Sometimes I like to do an exercise: I think to a particular point in time in recent history (say for example years 1999/2000, at the peak of financial exuberance) and search for the financial articles (FT, WSJ, you name it) that were written in that period. Then I put it into perspective comparing what was the prevalent "street view" on the events happening at the time with what really happened afterwards. And finally I go through Warren Buffett's Letters of the period and I read them. I found it a very powerful exercise to do: the general public have the tendency to lose the big picture and to be dragged into short time issues, Warren Buffett seems to be impermeable to such flaw.
This Saturday I happened to do the same exercise, but the other way round. I was in fact reading the Berkshire Hathaway Annual Report which just came out few days ago. On page 40 and 41, there is a section dedicated to "Other investments" in the section "Notes to Consolidated Financial Statements". The majority of these investments were made in 2009. During those days Berkshire bought positions in non-traded securities of Dow Chemical, General Electric, Goldman Sachs, Swiss Re and Wrigley with an aggregate cost of $21.1 billion. These holdings delivered Berkshire an aggregate of $2.1 billion annually in dividends and interest, this not counting the significant equity potential they provide.
I also quote Buffett contrarian thinking at the time: "Things also went well on the capital-allocation front last year. Berkshire is always a buyer of both businesses and securities, and the disarray in markets gave us a tailwind in our purchases. When investing, pessimism is your friend, euphoria the enemy."
If I think about 2009, I was at business school in NYC, I have clear in my mind the image of classmates walking into the school building and stopping in front of the screens at the entrance showing the Dow Jones Index falling below 7,000. The Wall Street Journal published a story that wondered "How low can stocks go?", it even made a case that the Dow Jones industrial average could fall to 5,000.

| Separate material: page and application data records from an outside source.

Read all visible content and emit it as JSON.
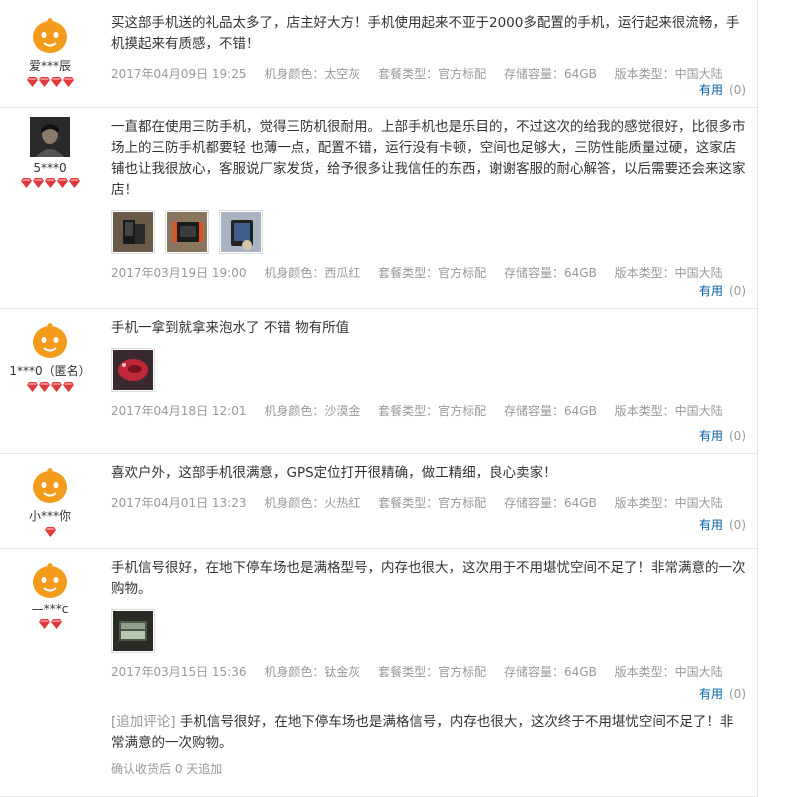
{
  "reviews": [
    {
      "nick": "爱***辰",
      "diamond_count": 4,
      "text": "买这部手机送的礼品太多了，店主好大方！手机使用起来不亚于2000多配置的手机，运行起来很流畅，手机摸起来有质感，不错！",
      "date": "2017年04月09日 19:25",
      "color": "机身颜色：太空灰",
      "package": "套餐类型：官方标配",
      "storage": "存储容量：64GB",
      "version": "版本类型：中国大陆",
      "useful_label": "有用",
      "useful_count": "(0)"
    },
    {
      "nick": "5***0",
      "diamond_count": 5,
      "text": "一直都在使用三防手机，觉得三防机很耐用。上部手机也是乐目的，不过这次的给我的感觉很好，比很多市场上的三防手机都要轻 也薄一点，配置不错，运行没有卡顿，空间也足够大，三防性能质量过硬，这家店铺也让我很放心，客服说厂家发货，给予很多让我信任的东西，谢谢客服的耐心解答，以后需要还会来这家店！",
      "date": "2017年03月19日 19:00",
      "color": "机身颜色：西瓜红",
      "package": "套餐类型：官方标配",
      "storage": "存储容量：64GB",
      "version": "版本类型：中国大陆",
      "useful_label": "有用",
      "useful_count": "(0)"
    },
    {
      "nick": "1***0（匿名）",
      "diamond_count": 4,
      "text": "手机一拿到就拿来泡水了 不错 物有所值",
      "date": "2017年04月18日 12:01",
      "color": "机身颜色：沙漠金",
      "package": "套餐类型：官方标配",
      "storage": "存储容量：64GB",
      "version": "版本类型：中国大陆",
      "useful_label": "有用",
      "useful_count": "(0)"
    },
    {
      "nick": "小***你",
      "diamond_count": 1,
      "text": "喜欢户外，这部手机很满意，GPS定位打开很精确，做工精细，良心卖家！",
      "date": "2017年04月01日 13:23",
      "color": "机身颜色：火热红",
      "package": "套餐类型：官方标配",
      "storage": "存储容量：64GB",
      "version": "版本类型：中国大陆",
      "useful_label": "有用",
      "useful_count": "(0)"
    },
    {
      "nick": "—***c",
      "diamond_count": 2,
      "text": "手机信号很好，在地下停车场也是满格型号，内存也很大，这次用于不用堪忧空间不足了！非常满意的一次购物。",
      "date": "2017年03月15日 15:36",
      "color": "机身颜色：钛金灰",
      "package": "套餐类型：官方标配",
      "storage": "存储容量：64GB",
      "version": "版本类型：中国大陆",
      "useful_label": "有用",
      "useful_count": "(0)",
      "append_tag": "[追加评论]",
      "append_text": "手机信号很好，在地下停车场也是满格信号，内存也很大，这次终于不用堪忧空间不足了！非常满意的一次购物。",
      "append_after": "确认收货后 0 天追加"
    }
  ],
  "colors": {
    "link": "#005ea7",
    "meta": "#999999",
    "diamond": "#e4393c"
  }
}
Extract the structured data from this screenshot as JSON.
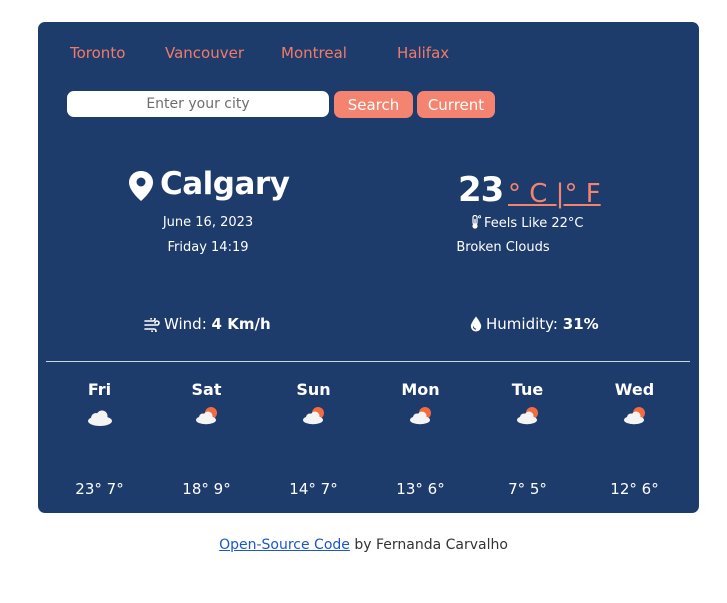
{
  "cities": [
    "Toronto",
    "Vancouver",
    "Montreal",
    "Halifax"
  ],
  "search": {
    "placeholder": "Enter your city",
    "search_label": "Search",
    "current_label": "Current"
  },
  "location": {
    "city": "Calgary",
    "date": "June 16, 2023",
    "time": "Friday 14:19"
  },
  "current": {
    "temperature": "23",
    "units": "° C |° F",
    "feels_like": "Feels Like 22°C",
    "description": "Broken Clouds",
    "wind_label": "Wind:",
    "wind_value": "4 Km/h",
    "humidity_label": "Humidity:",
    "humidity_value": "31%"
  },
  "forecast": [
    {
      "day": "Fri",
      "range": "23° 7°",
      "icon": "cloud-night-icon"
    },
    {
      "day": "Sat",
      "range": "18° 9°",
      "icon": "sun-cloud-icon"
    },
    {
      "day": "Sun",
      "range": "14° 7°",
      "icon": "sun-cloud-icon"
    },
    {
      "day": "Mon",
      "range": "13° 6°",
      "icon": "sun-cloud-icon"
    },
    {
      "day": "Tue",
      "range": "7° 5°",
      "icon": "sun-cloud-icon"
    },
    {
      "day": "Wed",
      "range": "12° 6°",
      "icon": "sun-cloud-icon"
    }
  ],
  "footer": {
    "link_text": "Open-Source Code",
    "suffix": " by Fernanda Carvalho"
  },
  "colors": {
    "card": "#1e3c6b",
    "accent": "#f4836f",
    "city_link": "#f07b6a"
  }
}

The Dow now trades at 14,000+.
I am leaving for the next article a more detailed analysis of Buffett "Other investments" which I find fascinating.
Disclosure: I am long BRK.A, BRK.B. I wrote this article myself, and it expresses my own opinions. I am not receiving compensation for it. I have no business relationship with any company whose stock is mentioned in this article.